[Start of section]

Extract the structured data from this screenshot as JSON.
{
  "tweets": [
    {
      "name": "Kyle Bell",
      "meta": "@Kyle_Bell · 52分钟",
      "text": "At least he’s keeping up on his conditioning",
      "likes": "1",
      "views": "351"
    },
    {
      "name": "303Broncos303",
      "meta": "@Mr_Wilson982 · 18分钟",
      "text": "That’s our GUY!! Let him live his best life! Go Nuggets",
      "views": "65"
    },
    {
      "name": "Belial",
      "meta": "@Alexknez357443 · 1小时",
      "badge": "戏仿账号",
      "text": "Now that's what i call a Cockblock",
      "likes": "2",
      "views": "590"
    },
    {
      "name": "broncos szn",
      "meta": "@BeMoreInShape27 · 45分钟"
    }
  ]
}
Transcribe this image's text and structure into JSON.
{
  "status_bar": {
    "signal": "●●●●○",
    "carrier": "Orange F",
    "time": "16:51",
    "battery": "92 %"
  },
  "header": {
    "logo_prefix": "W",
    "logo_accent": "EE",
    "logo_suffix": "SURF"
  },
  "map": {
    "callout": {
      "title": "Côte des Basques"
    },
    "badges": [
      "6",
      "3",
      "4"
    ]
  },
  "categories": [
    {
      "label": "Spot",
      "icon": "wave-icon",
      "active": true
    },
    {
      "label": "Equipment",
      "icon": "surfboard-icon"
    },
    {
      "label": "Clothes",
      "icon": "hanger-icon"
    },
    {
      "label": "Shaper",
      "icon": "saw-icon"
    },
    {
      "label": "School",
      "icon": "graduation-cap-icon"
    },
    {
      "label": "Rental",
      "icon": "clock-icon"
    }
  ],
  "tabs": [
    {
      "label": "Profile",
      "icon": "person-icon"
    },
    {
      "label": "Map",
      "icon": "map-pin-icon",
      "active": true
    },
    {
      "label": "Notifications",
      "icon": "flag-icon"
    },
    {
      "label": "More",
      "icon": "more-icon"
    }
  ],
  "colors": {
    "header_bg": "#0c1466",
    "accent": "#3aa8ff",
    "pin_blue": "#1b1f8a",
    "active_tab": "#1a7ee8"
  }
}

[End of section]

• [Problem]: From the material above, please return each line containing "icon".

• [Answer to the problem]:
      "icon": "wave-icon",
      "icon": "surfboard-icon"
      "icon": "hanger-icon"
      "icon": "saw-icon"
      "icon": "graduation-cap-icon"
      "icon": "clock-icon"
      "icon": "person-icon"
      "icon": "map-pin-icon",
      "icon": "flag-icon"
      "icon": "more-icon"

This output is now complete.